When I quit clubbing in my late 20s, I started snake hunting. Let me tell you that the one thing that kept me from driving off of numerous cliffs in the middle of the night in Davis County was loud screaming rock and roll. Joe Forks always used to say that the reason I rarely saw graybands was that the bass was shaking my eyeballs too much. Snake hunting and music go well together, the music often acting as a soundtrack or mood enhancer to what was usually a long monotonous drive.
I remember driving east on 90 between Sanderson and Langtry listening to the Doors' "Riders on the Storm" as I dashed from rain shower to rain shower, parking at 5:30am overlooking Lake Amistad watching a lightning storm over Mexico, the sun dawning to the east and "Dark Side of the Moon" providing an aural backdrop, or dodging 18 wheelers and weekend boaters zipping down 277 on a hot friday night with some Soundgarden to help keep the pace.
I have found that the best band to road hunt by is by far the Austin Lounge Lizards. Their bluegrass/country/rock music is wonderful to behold. Album names such as Creatures from the Black Saloon, Lizard Vision, and Highway Cafe of the Damned gives you a good idea on the type of bizzare songs that are on the albums. With titles such as Golden Triangle, Old Fat and Drunk, Jesus loves me but he can't stand you, and Hillbillies in a Haunted house, you just can't go wrong. I have traveled many Texas miles listening to this group, and I have found that along with a big gulp, a couple ham sandwiches, and a cruise control set at 25mph, the fun just lasts all night long.
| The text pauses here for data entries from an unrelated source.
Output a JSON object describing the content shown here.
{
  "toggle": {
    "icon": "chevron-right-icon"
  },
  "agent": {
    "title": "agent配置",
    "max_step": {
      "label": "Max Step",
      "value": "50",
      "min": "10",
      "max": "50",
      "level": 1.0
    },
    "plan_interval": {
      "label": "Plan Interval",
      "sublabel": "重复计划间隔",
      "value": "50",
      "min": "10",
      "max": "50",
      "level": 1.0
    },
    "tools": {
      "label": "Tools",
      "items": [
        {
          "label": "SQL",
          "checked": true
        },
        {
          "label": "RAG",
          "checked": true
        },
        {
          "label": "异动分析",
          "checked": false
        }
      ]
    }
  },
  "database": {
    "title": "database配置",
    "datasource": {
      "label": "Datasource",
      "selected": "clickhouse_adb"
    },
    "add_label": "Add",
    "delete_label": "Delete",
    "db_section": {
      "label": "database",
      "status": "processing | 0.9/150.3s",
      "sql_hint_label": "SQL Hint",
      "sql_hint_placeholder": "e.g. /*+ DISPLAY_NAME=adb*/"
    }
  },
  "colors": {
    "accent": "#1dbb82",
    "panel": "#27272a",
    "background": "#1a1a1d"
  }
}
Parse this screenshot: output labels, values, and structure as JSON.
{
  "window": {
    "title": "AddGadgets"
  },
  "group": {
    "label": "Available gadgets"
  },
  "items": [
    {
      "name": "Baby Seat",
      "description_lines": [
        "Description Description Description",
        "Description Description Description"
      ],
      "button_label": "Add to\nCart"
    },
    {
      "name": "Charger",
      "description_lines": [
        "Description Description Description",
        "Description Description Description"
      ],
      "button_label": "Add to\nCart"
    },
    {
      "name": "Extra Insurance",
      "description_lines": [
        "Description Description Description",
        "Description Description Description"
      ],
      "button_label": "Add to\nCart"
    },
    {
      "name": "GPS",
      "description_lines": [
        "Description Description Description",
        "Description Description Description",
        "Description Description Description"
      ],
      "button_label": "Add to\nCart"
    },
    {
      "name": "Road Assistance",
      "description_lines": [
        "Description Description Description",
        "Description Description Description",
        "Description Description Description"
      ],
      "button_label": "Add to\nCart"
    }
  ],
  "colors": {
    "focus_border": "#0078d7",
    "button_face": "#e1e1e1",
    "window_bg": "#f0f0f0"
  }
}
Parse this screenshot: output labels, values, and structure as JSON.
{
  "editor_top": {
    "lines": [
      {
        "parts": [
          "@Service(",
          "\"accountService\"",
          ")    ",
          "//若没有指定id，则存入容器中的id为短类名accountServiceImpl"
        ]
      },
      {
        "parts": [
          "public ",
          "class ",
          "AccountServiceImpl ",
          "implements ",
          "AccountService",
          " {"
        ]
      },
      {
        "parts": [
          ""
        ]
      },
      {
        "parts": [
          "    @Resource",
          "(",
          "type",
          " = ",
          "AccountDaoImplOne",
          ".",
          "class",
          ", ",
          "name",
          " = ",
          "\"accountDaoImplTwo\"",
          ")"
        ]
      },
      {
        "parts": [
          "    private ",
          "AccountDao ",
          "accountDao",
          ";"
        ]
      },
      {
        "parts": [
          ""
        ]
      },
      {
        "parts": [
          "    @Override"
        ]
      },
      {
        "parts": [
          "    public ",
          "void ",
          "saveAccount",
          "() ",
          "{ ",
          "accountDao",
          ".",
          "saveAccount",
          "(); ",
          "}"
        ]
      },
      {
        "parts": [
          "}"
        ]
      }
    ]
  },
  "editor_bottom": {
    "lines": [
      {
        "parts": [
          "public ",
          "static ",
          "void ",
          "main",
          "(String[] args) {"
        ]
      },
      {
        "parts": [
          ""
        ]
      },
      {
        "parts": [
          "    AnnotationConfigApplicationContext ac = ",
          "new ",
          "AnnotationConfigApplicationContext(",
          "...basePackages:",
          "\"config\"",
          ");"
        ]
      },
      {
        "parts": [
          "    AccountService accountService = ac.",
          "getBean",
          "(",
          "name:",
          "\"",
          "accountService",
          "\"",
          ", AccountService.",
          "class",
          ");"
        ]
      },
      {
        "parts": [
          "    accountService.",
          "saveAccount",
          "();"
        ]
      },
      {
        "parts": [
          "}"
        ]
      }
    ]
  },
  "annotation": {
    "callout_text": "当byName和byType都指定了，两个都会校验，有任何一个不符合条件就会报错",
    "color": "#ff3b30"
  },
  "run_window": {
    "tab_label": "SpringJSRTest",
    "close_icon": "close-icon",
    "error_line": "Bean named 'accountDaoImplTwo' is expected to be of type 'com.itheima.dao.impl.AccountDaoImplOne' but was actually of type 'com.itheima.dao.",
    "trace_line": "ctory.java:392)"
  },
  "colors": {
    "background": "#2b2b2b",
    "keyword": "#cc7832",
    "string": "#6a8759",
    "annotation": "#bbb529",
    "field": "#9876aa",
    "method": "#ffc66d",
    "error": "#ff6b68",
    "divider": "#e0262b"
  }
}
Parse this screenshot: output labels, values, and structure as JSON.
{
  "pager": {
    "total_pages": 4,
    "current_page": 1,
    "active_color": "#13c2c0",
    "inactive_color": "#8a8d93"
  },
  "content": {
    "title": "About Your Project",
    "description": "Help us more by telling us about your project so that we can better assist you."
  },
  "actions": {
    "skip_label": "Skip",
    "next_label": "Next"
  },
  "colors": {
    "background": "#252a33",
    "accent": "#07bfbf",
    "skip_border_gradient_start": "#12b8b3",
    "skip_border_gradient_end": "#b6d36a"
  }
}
I would personaly vote the Austin Lounge Lizards as the official music of road herping. Nothing better then finding a nice suboc while listening to "Another stupid Texas Song".